Say how many of the lines below include the word "ecaa", and write nothing else.

-- Data for analysis --
• • • • • • •
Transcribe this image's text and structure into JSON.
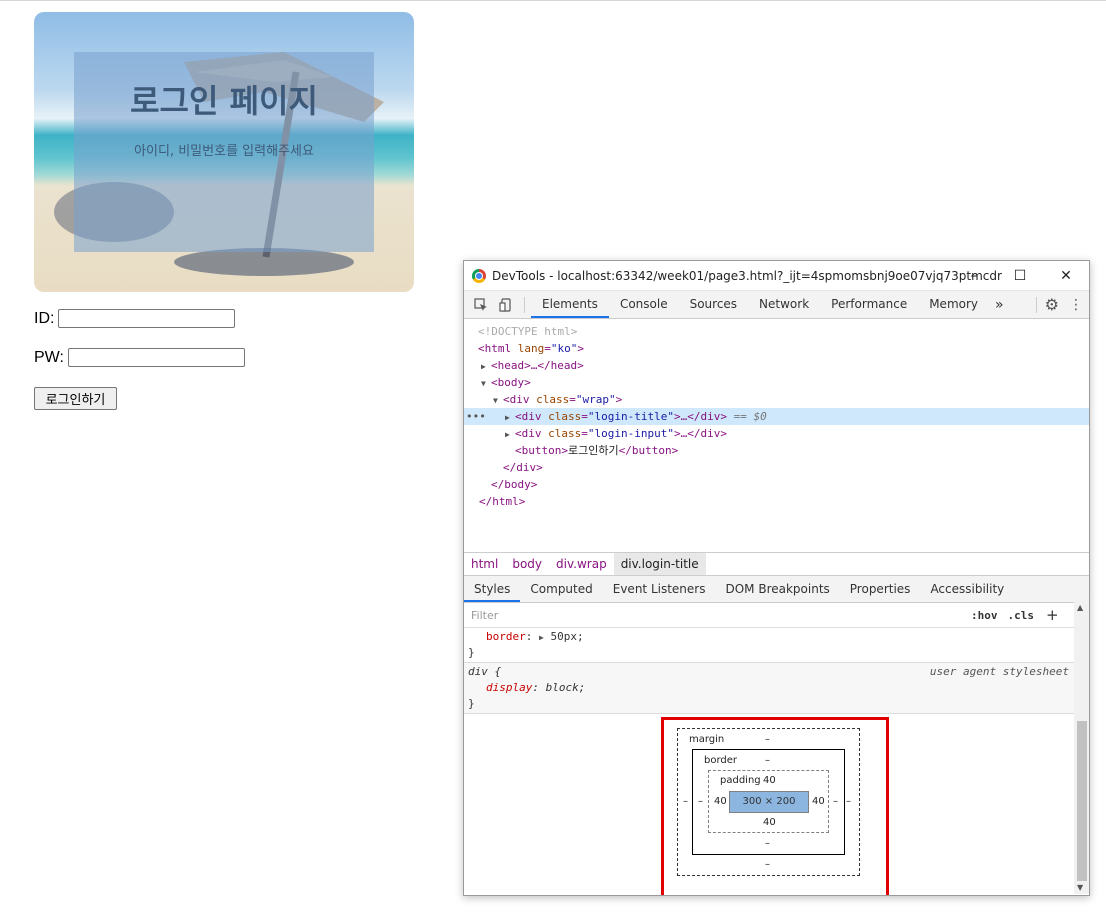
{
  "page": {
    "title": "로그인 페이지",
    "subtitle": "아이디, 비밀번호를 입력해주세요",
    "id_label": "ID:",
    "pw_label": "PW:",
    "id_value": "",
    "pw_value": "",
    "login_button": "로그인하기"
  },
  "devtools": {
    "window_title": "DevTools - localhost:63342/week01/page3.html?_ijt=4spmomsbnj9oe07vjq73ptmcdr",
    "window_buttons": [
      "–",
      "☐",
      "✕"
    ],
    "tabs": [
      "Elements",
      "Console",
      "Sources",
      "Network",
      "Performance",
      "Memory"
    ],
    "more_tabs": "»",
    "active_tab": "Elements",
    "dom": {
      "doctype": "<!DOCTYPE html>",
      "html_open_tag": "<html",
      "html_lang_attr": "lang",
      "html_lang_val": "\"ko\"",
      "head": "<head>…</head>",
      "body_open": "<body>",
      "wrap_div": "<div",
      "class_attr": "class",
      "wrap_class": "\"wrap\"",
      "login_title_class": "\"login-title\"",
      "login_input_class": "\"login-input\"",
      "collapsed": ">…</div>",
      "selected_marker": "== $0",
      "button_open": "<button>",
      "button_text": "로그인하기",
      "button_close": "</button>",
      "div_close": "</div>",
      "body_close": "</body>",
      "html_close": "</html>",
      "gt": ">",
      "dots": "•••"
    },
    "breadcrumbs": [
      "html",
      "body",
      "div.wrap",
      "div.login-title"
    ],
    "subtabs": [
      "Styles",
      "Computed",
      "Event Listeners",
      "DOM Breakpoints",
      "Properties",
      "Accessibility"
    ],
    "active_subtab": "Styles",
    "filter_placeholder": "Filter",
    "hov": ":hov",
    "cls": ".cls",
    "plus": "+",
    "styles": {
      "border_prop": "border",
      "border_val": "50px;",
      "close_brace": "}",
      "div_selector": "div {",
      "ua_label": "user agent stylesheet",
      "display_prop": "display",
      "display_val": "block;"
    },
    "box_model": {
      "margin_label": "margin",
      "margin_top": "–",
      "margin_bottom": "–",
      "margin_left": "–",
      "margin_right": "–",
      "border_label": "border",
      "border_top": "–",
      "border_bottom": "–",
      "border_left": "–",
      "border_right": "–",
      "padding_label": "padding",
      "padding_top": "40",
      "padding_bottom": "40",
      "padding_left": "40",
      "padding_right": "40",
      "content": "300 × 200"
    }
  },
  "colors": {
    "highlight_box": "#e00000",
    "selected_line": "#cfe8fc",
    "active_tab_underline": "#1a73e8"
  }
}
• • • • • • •
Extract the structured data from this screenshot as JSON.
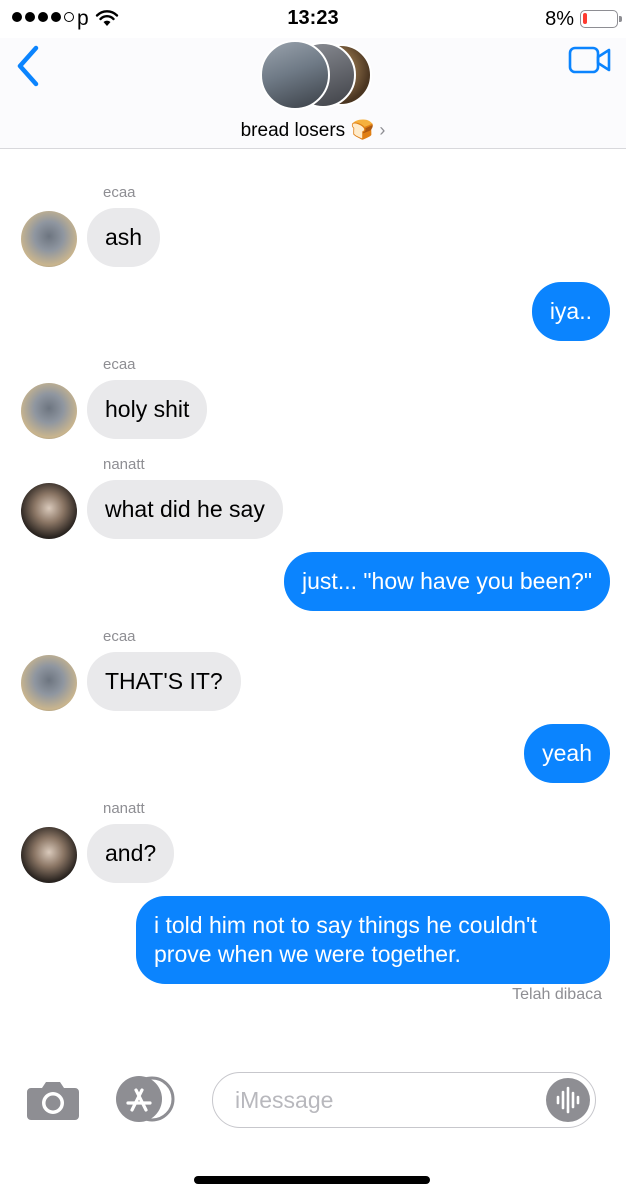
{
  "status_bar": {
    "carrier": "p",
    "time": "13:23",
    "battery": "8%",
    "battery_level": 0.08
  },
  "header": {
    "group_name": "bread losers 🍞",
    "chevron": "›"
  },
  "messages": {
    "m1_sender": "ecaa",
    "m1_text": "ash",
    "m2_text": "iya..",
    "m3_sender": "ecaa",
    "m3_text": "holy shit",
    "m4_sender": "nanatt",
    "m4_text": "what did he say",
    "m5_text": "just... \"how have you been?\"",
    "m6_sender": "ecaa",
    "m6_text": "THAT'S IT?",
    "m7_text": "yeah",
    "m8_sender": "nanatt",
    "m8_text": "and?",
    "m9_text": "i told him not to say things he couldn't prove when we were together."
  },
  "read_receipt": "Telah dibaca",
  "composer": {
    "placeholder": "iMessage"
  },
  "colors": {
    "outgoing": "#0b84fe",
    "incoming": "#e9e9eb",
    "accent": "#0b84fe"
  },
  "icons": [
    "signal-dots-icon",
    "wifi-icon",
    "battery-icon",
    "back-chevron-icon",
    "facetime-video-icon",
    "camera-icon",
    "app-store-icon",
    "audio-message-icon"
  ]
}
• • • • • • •
-- Solution for this exercise --
3